One evening a couple of weeks later, my parents and I were sitting at the kitchen table when Mom looked at me and observed, “Max, you seem to be pretty happy these days. Am I right?”
“Yeah, Mom, I really am. I mean school’s going well. Robbie’s OK, and, except for poor Chad, everything is back to normal.”
“We just want to warn you about one thing, Max,” my dad put in.
Uh oh! What’s coming now? I wondered.
“Max, you’re still pretty young. I know you think you’re grown up, but you still have a ways to go. Meanwhile, just remember that high school romances don’t always last.”
High school romances? Was he talking about what I thought he was talking about? If he was, how did they know? And how much did they know?
Finally, I nodded and said, “I know, Dad. Thanks.” We sat in silence for a while before I asked, “Can I go over to Henry’s for a while? My homework’s all done.”
“Sure,” he said. I caught a look between him and Mom, and I was sure they knew what I was going to do.
At Henry’s I urged him up to his room. As we went up the stairs, I heard the phone ring.
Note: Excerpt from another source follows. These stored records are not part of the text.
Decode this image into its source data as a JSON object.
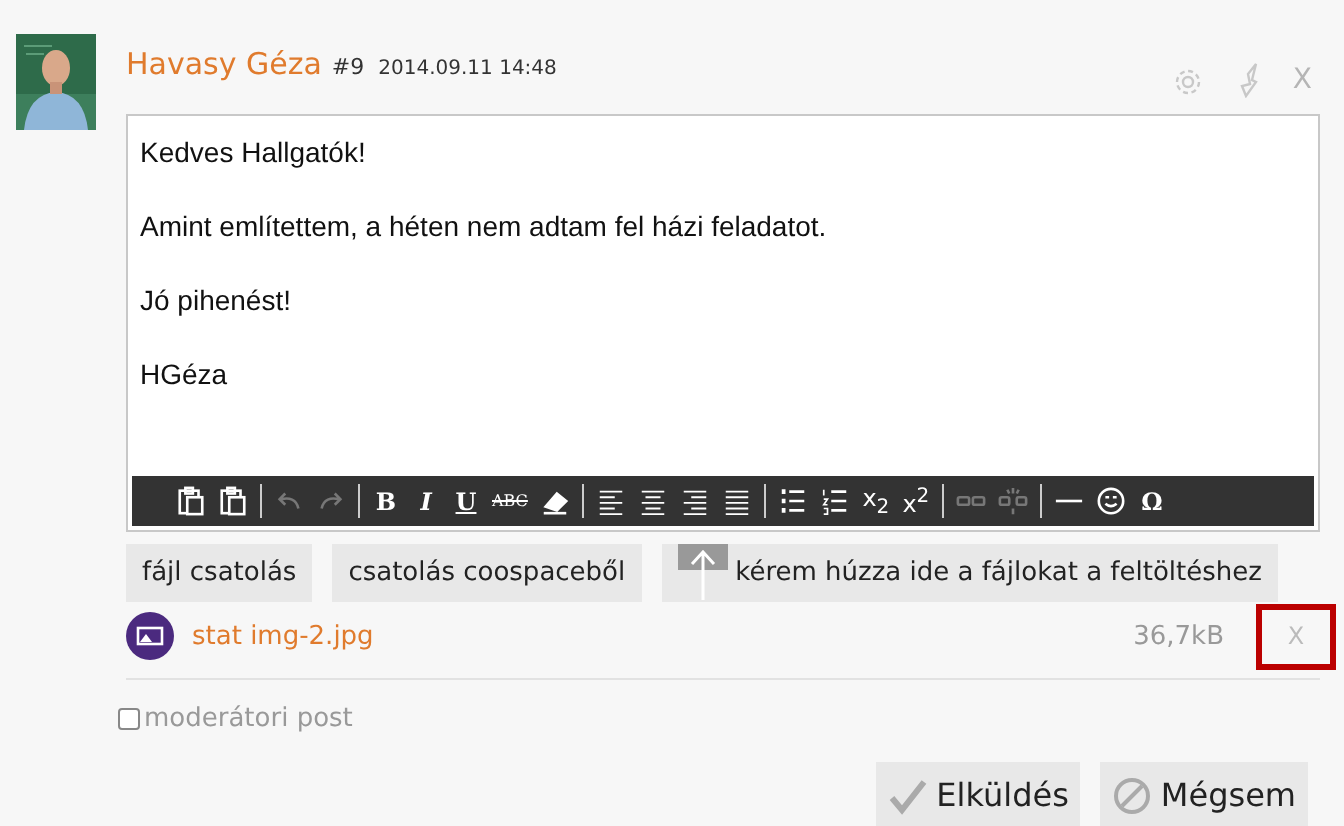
{
  "post": {
    "author": "Havasy Géza",
    "number": "#9",
    "timestamp": "2014.09.11 14:48"
  },
  "header_actions": [
    {
      "kind": "settings"
    },
    {
      "kind": "flag"
    },
    {
      "kind": "close",
      "label": "X"
    }
  ],
  "editor": {
    "paragraphs": [
      "Kedves Hallgatók!",
      "Amint említettem, a héten nem adtam fel házi feladatot.",
      "Jó pihenést!",
      "HGéza"
    ]
  },
  "toolbar": [
    [
      {
        "kind": "pastetext",
        "disabled": false
      },
      {
        "kind": "pasteword",
        "disabled": false
      }
    ],
    [
      {
        "kind": "undo",
        "disabled": true
      },
      {
        "kind": "redo",
        "disabled": true
      }
    ],
    [
      {
        "kind": "bold",
        "label": "B",
        "disabled": false
      },
      {
        "kind": "italic",
        "label": "I",
        "disabled": false
      },
      {
        "kind": "underline",
        "label": "U",
        "disabled": false
      },
      {
        "kind": "strike",
        "label": "ABC",
        "disabled": false
      },
      {
        "kind": "eraser",
        "disabled": false
      }
    ],
    [
      {
        "kind": "alignleft",
        "disabled": false
      },
      {
        "kind": "aligncenter",
        "disabled": false
      },
      {
        "kind": "alignright",
        "disabled": false
      },
      {
        "kind": "justify",
        "disabled": false
      }
    ],
    [
      {
        "kind": "bullets",
        "disabled": false
      },
      {
        "kind": "numbering",
        "disabled": false
      },
      {
        "kind": "subscript",
        "label": "x$_{2}$",
        "disabled": false
      },
      {
        "kind": "superscript",
        "label": "x$^{2}$",
        "disabled": false
      }
    ],
    [
      {
        "kind": "link",
        "disabled": true
      },
      {
        "kind": "unlink",
        "disabled": true
      }
    ],
    [
      {
        "kind": "rule",
        "disabled": false
      },
      {
        "kind": "smiley",
        "disabled": false
      },
      {
        "kind": "symbol",
        "label": "Ω",
        "disabled": false
      }
    ]
  ],
  "attach_buttons": [
    {
      "label": "fájl csatolás",
      "kind": "plain"
    },
    {
      "label": "csatolás coospaceből",
      "kind": "plain"
    },
    {
      "label": "kérem húzza ide a fájlokat a feltöltéshez",
      "kind": "upload"
    }
  ],
  "attachments": [
    {
      "name": "stat img-2.jpg",
      "size": "36,7kB",
      "remove": "X",
      "highlighted": true
    }
  ],
  "moderator_post": {
    "label": "moderátori post",
    "checked": false
  },
  "actions": [
    {
      "label": "Elküldés",
      "kind": "send"
    },
    {
      "label": "Mégsem",
      "kind": "cancel"
    }
  ]
}
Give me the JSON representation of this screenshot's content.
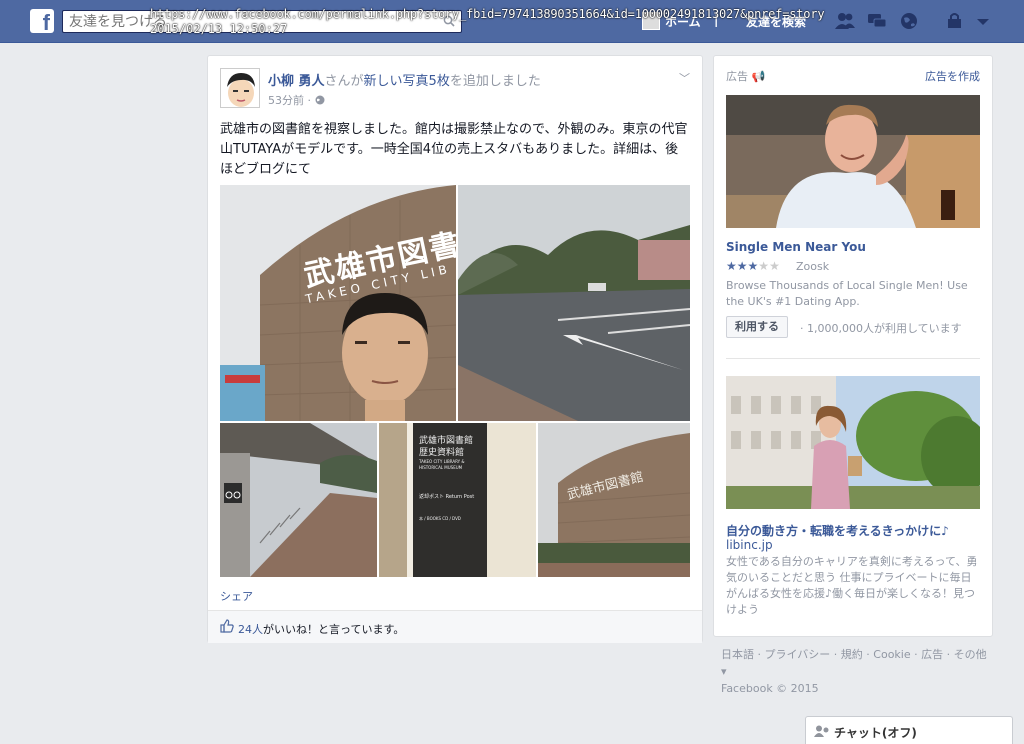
{
  "topbar": {
    "logo": "f",
    "search_placeholder": "友達を見つける",
    "overlay_url": "https://www.facebook.com/permalink.php?story_fbid=797413890351664&id=100002491813027&pnref=story",
    "overlay_time": "2015/02/13  12:50:27",
    "home_label": "ホーム",
    "find_friends_label": "友達を検索"
  },
  "post": {
    "author": "小柳 勇人",
    "action_pre": "さんが",
    "action_link": "新しい写真5枚",
    "action_post": "を追加しました",
    "time": "53分前",
    "text": "武雄市の図書館を視察しました。館内は撮影禁止なので、外観のみ。東京の代官山TUTAYAがモデルです。一時全国4位の売上スタバもありました。詳細は、後ほどブログにて",
    "share_label": "シェア",
    "likes_count": "24人",
    "likes_text": "がいいね！と言っています。",
    "photo_signs": {
      "library_sign": "武雄市図書",
      "library_sign_en": "TAKEO CITY LIB",
      "pillar_line1": "武雄市図書館",
      "pillar_line2": "歴史資料館",
      "pillar_en": "TAKEO CITY LIBRARY & HISTORICAL MUSEUM",
      "pillar_return": "返却ポスト  Return Post",
      "pillar_books": "本 / BOOKS      CD / DVD",
      "curved_sign": "武雄市図書館"
    }
  },
  "ads": {
    "title": "広告",
    "create_label": "広告を作成",
    "ad1": {
      "headline": "Single Men Near You",
      "brand": "Zoosk",
      "rating": 3,
      "max_rating": 5,
      "body": "Browse Thousands of Local Single Men! Use the UK's #1 Dating App.",
      "button": "利用する",
      "users": "· 1,000,000人が利用しています"
    },
    "ad2": {
      "headline": "自分の動き方・転職を考えるきっかけに♪",
      "domain": "libinc.jp",
      "body": "女性である自分のキャリアを真剣に考えるって、勇気のいることだと思う 仕事にプライベートに毎日がんばる女性を応援♪働く毎日が楽しくなる！見つけよう"
    }
  },
  "footer": {
    "links": [
      "日本語",
      "プライバシー",
      "規約",
      "Cookie",
      "広告",
      "その他"
    ],
    "copyright": "Facebook © 2015"
  },
  "chat": {
    "label": "チャット(オフ)"
  },
  "colors": {
    "topbar": "#4e69a2",
    "link": "#3b5998",
    "muted": "#9197a3",
    "background": "#e9ebee"
  }
}
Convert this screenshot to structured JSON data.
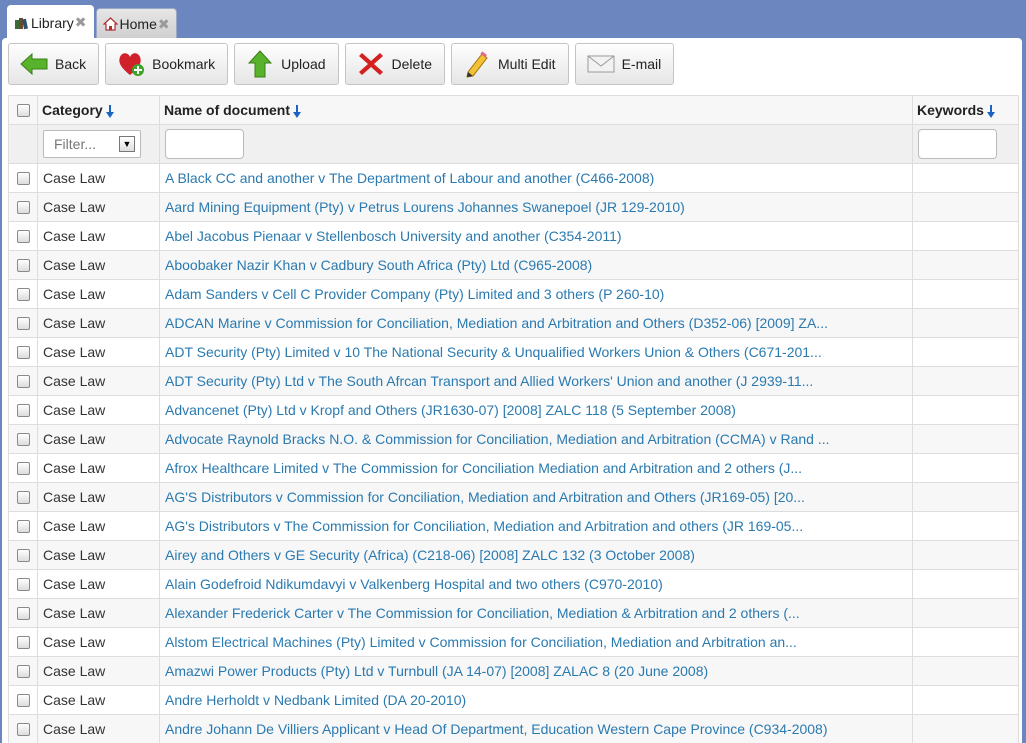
{
  "tabs": [
    {
      "label": "Library",
      "icon": "books-icon",
      "active": true
    },
    {
      "label": "Home",
      "icon": "house-icon",
      "active": false
    }
  ],
  "toolbar": [
    {
      "label": "Back",
      "icon": "back-arrow-icon"
    },
    {
      "label": "Bookmark",
      "icon": "heart-add-icon"
    },
    {
      "label": "Upload",
      "icon": "upload-arrow-icon"
    },
    {
      "label": "Delete",
      "icon": "delete-x-icon"
    },
    {
      "label": "Multi Edit",
      "icon": "pencil-icon"
    },
    {
      "label": "E-mail",
      "icon": "envelope-icon"
    }
  ],
  "table": {
    "headers": {
      "category": "Category",
      "name": "Name of document",
      "keywords": "Keywords"
    },
    "filter_placeholder": "Filter...",
    "rows": [
      {
        "category": "Case Law",
        "name": "A Black CC and another v The Department of Labour and another (C466-2008)"
      },
      {
        "category": "Case Law",
        "name": "Aard Mining Equipment (Pty) v Petrus Lourens Johannes Swanepoel (JR 129-2010)"
      },
      {
        "category": "Case Law",
        "name": "Abel Jacobus Pienaar v Stellenbosch University and another (C354-2011)"
      },
      {
        "category": "Case Law",
        "name": "Aboobaker Nazir Khan v Cadbury South Africa (Pty) Ltd (C965-2008)"
      },
      {
        "category": "Case Law",
        "name": "Adam Sanders v Cell C Provider Company (Pty) Limited and 3 others (P 260-10)"
      },
      {
        "category": "Case Law",
        "name": "ADCAN Marine v Commission for Conciliation, Mediation and Arbitration and Others (D352-06) [2009] ZA..."
      },
      {
        "category": "Case Law",
        "name": "ADT Security (Pty) Limited v 10 The National Security & Unqualified Workers Union & Others (C671-201..."
      },
      {
        "category": "Case Law",
        "name": "ADT Security (Pty) Ltd v The South Afrcan Transport and Allied Workers' Union and another (J 2939-11..."
      },
      {
        "category": "Case Law",
        "name": "Advancenet (Pty) Ltd v Kropf and Others (JR1630-07) [2008] ZALC 118 (5 September 2008)"
      },
      {
        "category": "Case Law",
        "name": "Advocate Raynold Bracks N.O. & Commission for Conciliation, Mediation and Arbitration (CCMA) v Rand ..."
      },
      {
        "category": "Case Law",
        "name": "Afrox Healthcare Limited v The Commission for Conciliation Mediation and Arbitration and 2 others (J..."
      },
      {
        "category": "Case Law",
        "name": "AG'S Distributors v Commission for Conciliation, Mediation and Arbitration and Others (JR169-05) [20..."
      },
      {
        "category": "Case Law",
        "name": "AG's Distributors v The Commission for Conciliation, Mediation and Arbitration and others (JR 169-05..."
      },
      {
        "category": "Case Law",
        "name": "Airey and Others v GE Security (Africa) (C218-06) [2008] ZALC 132 (3 October 2008)"
      },
      {
        "category": "Case Law",
        "name": "Alain Godefroid Ndikumdavyi v Valkenberg Hospital and two others (C970-2010)"
      },
      {
        "category": "Case Law",
        "name": "Alexander Frederick Carter v The Commission for Conciliation, Mediation & Arbitration and 2 others (..."
      },
      {
        "category": "Case Law",
        "name": "Alstom Electrical Machines (Pty) Limited v Commission for Conciliation, Mediation and Arbitration an..."
      },
      {
        "category": "Case Law",
        "name": "Amazwi Power Products (Pty) Ltd v Turnbull (JA 14-07) [2008] ZALAC 8 (20 June 2008)"
      },
      {
        "category": "Case Law",
        "name": "Andre Herholdt v Nedbank Limited (DA 20-2010)"
      },
      {
        "category": "Case Law",
        "name": "Andre Johann De Villiers Applicant v Head Of Department, Education Western Cape Province (C934-2008)"
      }
    ]
  }
}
I closed the door and told Henry what my dad had said.
“Oh, shit. They know! Do you think mine do?”
“I know your parents and my parents have been talking a lot lately, so, if my parents know, so do yours.”
We sat thinking for a few minutes before Henry finally blurted out, “This is killing me! I have to know. C’mon.”
Down the stairs we went. Henry’s parents were sitting in their living room, both pretending to read. I knew they were pretending, because his mom’s eyes weren’t on the page and his dad had his magazine upside down. They were both smiling, almost bursting.
“OK, Mom, Dad, what do you know about me and Max?”
“Well,” his mother began, “we know you are very nice boys. We know you’re both smart. We know…”
“No.” Henry interrupted. “What do you know about our…our…”
“Relationship?” I put in.
“Yeah,” Henry said, “that.”
His dad began to laugh. “OK. We’ll stop teasing because we know you’re serious. We don’t ‘know’ anything except that you are good friends, but we and your parents, Max, suspect that you two believe you are in love and further, we suspect that, on those nights when Henry sleeps over at your house, there is more that goes on than sleeping.”
After a pause, Henry said quietly, “We don’t believe we’re in love; we know we’re in love. And yeah, to be honest, stuff has been going on.”
“I won’t ask you what has been going on,” his dad continued. “We all have pretty good imaginations. All we ask is that you be careful, keep healthy, and take care of yourselves and each other. And remember, that, as your parents told you, Max, high school romances don’t always last. If there ever comes a time when you part, be very careful of each other’s feelings and don’t, whatever you do, break each other’s trust.”
“So you approve?” I asked, astounded.
Mrs. Henderson answered, “This is not something for us to approve or disapprove. What you do in private is your concern as long as it doesn’t hurt either of you or anybody else. So we don’t disapprove or approve. We understand. Remember, boys, all four of your parents were young once. And,” she added, smiling, “look how well we turned out.”
Both Henry and I hugged his parents and then went to my house and hugged my parents.
I asked, “Mom, Dad, can Henry sleep over tonight?”
My parents burst into laughter, and Mom said, “Of course.”
That night, Henry and I moved the little table between the beds and pushed the beds together. No more beginning the night in boxers. We climbed quickly into bed. Meeting in the middle was a bit uncomfortable because of the crack, but we barely noticed. We were so wrapped in each other’s arms, both literally and figuratively, that nothing would have slowed us down.
After we shared our passion, more than once I might add, we went into the bathroom together. I turned on the shower, and when the temperature was right, we climbed in together and enjoyed washing each other all over for the first but certainly not the last time. We dried each other off and went back to bed.
In the dark, we snuggled, which we enjoyed almost as much as the sex. “Henry,” I said.
“We have the coolest parents.”
“Good night, Henry.”
“Good night, Max. Sweet dreams.”
We snuggled even closer together and dropped off to sleep.